TO DO –
In the response, each entry below should appear again exactly as given.
++++ RECORDS TO USE
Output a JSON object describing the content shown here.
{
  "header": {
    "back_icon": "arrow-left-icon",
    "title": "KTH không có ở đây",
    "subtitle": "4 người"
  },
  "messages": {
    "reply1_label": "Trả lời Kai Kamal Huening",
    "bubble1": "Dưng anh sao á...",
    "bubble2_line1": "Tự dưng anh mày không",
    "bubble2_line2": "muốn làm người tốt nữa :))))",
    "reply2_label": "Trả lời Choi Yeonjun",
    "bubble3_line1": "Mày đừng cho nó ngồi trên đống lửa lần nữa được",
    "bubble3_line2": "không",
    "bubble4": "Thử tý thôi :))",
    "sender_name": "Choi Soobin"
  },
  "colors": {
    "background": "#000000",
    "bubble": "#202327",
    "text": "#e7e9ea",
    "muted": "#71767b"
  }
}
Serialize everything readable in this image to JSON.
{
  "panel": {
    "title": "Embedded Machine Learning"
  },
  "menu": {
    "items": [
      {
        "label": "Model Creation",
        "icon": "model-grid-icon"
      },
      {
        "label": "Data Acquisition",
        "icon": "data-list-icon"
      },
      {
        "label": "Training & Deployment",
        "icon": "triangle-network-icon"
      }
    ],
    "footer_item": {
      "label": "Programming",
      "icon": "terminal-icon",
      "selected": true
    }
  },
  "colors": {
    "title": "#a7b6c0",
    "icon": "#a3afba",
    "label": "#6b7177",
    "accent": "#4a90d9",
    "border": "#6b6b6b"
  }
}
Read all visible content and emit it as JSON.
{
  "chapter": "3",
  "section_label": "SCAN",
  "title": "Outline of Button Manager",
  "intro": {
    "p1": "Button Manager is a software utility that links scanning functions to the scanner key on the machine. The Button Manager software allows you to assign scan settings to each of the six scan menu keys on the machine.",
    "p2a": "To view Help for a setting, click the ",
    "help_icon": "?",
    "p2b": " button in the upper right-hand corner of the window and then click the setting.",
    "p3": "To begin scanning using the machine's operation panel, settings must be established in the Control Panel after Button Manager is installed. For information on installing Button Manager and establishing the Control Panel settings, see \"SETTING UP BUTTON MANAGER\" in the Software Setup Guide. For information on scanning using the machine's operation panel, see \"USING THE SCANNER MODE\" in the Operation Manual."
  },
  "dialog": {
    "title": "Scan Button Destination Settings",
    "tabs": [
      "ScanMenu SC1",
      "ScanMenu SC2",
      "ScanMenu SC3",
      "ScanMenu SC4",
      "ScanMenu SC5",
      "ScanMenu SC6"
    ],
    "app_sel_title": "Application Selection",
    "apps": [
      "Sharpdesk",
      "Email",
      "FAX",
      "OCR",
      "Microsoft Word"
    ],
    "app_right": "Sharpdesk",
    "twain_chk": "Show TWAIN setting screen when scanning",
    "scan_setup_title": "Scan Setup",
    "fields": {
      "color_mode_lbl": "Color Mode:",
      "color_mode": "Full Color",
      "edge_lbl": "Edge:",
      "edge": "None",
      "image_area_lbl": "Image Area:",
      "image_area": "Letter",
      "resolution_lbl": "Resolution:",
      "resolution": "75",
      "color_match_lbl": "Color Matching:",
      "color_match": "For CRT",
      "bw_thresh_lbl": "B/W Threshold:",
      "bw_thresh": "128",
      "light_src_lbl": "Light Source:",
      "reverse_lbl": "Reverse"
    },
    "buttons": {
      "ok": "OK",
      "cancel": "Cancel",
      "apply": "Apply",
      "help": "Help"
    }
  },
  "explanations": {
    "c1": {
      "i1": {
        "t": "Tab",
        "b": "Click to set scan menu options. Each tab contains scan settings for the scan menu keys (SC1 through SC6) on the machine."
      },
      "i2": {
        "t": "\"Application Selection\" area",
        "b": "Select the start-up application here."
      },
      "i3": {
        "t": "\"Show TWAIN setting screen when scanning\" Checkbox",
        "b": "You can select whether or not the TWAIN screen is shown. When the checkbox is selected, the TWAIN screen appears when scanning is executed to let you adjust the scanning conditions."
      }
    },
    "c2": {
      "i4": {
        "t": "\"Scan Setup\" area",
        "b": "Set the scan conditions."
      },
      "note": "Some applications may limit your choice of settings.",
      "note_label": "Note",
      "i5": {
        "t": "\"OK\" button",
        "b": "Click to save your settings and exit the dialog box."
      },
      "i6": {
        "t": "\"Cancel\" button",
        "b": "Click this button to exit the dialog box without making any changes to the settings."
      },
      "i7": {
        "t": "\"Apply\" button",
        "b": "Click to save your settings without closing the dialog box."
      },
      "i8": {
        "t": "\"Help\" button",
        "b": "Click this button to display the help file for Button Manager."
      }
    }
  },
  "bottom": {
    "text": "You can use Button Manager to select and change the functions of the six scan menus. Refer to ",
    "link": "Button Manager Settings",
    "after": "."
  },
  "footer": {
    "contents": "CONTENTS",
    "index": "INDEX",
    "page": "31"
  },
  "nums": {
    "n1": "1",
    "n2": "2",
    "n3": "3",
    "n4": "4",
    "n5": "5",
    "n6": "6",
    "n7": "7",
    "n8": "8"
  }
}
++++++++
SOLUTION TO THIS TASK –
Output a JSON object describing the content shown here.
{
  "header": {
    "back_icon": "arrow-left-icon",
    "title": "KTH không có ở đây",
    "subtitle": "4 người"
  },
  "messages": {
    "reply1_label": "Trả lời Kai Kamal Huening",
    "bubble1": "Dưng anh sao á...",
    "bubble2_line1": "Tự dưng anh mày không",
    "bubble2_line2": "muốn làm người tốt nữa :))))",
    "reply2_label": "Trả lời Choi Yeonjun",
    "bubble3_line1": "Mày đừng cho nó ngồi trên đống lửa lần nữa được",
    "bubble3_line2": "không",
    "bubble4": "Thử tý thôi :))",
    "sender_name": "Choi Soobin"
  },
  "colors": {
    "background": "#000000",
    "bubble": "#202327",
    "text": "#e7e9ea",
    "muted": "#71767b"
  }
}
Serialize everything readable in this image to JSON.
{
  "panel": {
    "title": "Embedded Machine Learning"
  },
  "menu": {
    "items": [
      {
        "label": "Model Creation",
        "icon": "model-grid-icon"
      },
      {
        "label": "Data Acquisition",
        "icon": "data-list-icon"
      },
      {
        "label": "Training & Deployment",
        "icon": "triangle-network-icon"
      }
    ],
    "footer_item": {
      "label": "Programming",
      "icon": "terminal-icon",
      "selected": true
    }
  },
  "colors": {
    "title": "#a7b6c0",
    "icon": "#a3afba",
    "label": "#6b7177",
    "accent": "#4a90d9",
    "border": "#6b6b6b"
  }
}
Read all visible content and emit it as JSON.
{
  "chapter": "3",
  "section_label": "SCAN",
  "title": "Outline of Button Manager",
  "intro": {
    "p1": "Button Manager is a software utility that links scanning functions to the scanner key on the machine. The Button Manager software allows you to assign scan settings to each of the six scan menu keys on the machine.",
    "p2a": "To view Help for a setting, click the ",
    "help_icon": "?",
    "p2b": " button in the upper right-hand corner of the window and then click the setting.",
    "p3": "To begin scanning using the machine's operation panel, settings must be established in the Control Panel after Button Manager is installed. For information on installing Button Manager and establishing the Control Panel settings, see \"SETTING UP BUTTON MANAGER\" in the Software Setup Guide. For information on scanning using the machine's operation panel, see \"USING THE SCANNER MODE\" in the Operation Manual."
  },
  "dialog": {
    "title": "Scan Button Destination Settings",
    "tabs": [
      "ScanMenu SC1",
      "ScanMenu SC2",
      "ScanMenu SC3",
      "ScanMenu SC4",
      "ScanMenu SC5",
      "ScanMenu SC6"
    ],
    "app_sel_title": "Application Selection",
    "apps": [
      "Sharpdesk",
      "Email",
      "FAX",
      "OCR",
      "Microsoft Word"
    ],
    "app_right": "Sharpdesk",
    "twain_chk": "Show TWAIN setting screen when scanning",
    "scan_setup_title": "Scan Setup",
    "fields": {
      "color_mode_lbl": "Color Mode:",
      "color_mode": "Full Color",
      "edge_lbl": "Edge:",
      "edge": "None",
      "image_area_lbl": "Image Area:",
      "image_area": "Letter",
      "resolution_lbl": "Resolution:",
      "resolution": "75",
      "color_match_lbl": "Color Matching:",
      "color_match": "For CRT",
      "bw_thresh_lbl": "B/W Threshold:",
      "bw_thresh": "128",
      "light_src_lbl": "Light Source:",
      "reverse_lbl": "Reverse"
    },
    "buttons": {
      "ok": "OK",
      "cancel": "Cancel",
      "apply": "Apply",
      "help": "Help"
    }
  },
  "explanations": {
    "c1": {
      "i1": {
        "t": "Tab",
        "b": "Click to set scan menu options. Each tab contains scan settings for the scan menu keys (SC1 through SC6) on the machine."
      },
      "i2": {
        "t": "\"Application Selection\" area",
        "b": "Select the start-up application here."
      },
      "i3": {
        "t": "\"Show TWAIN setting screen when scanning\" Checkbox",
        "b": "You can select whether or not the TWAIN screen is shown. When the checkbox is selected, the TWAIN screen appears when scanning is executed to let you adjust the scanning conditions."
      }
    },
    "c2": {
      "i4": {
        "t": "\"Scan Setup\" area",
        "b": "Set the scan conditions."
      },
      "note": "Some applications may limit your choice of settings.",
      "note_label": "Note",
      "i5": {
        "t": "\"OK\" button",
        "b": "Click to save your settings and exit the dialog box."
      },
      "i6": {
        "t": "\"Cancel\" button",
        "b": "Click this button to exit the dialog box without making any changes to the settings."
      },
      "i7": {
        "t": "\"Apply\" button",
        "b": "Click to save your settings without closing the dialog box."
      },
      "i8": {
        "t": "\"Help\" button",
        "b": "Click this button to display the help file for Button Manager."
      }
    }
  },
  "bottom": {
    "text": "You can use Button Manager to select and change the functions of the six scan menus. Refer to ",
    "link": "Button Manager Settings",
    "after": "."
  },
  "footer": {
    "contents": "CONTENTS",
    "index": "INDEX",
    "page": "31"
  },
  "nums": {
    "n1": "1",
    "n2": "2",
    "n3": "3",
    "n4": "4",
    "n5": "5",
    "n6": "6",
    "n7": "7",
    "n8": "8"
  }
}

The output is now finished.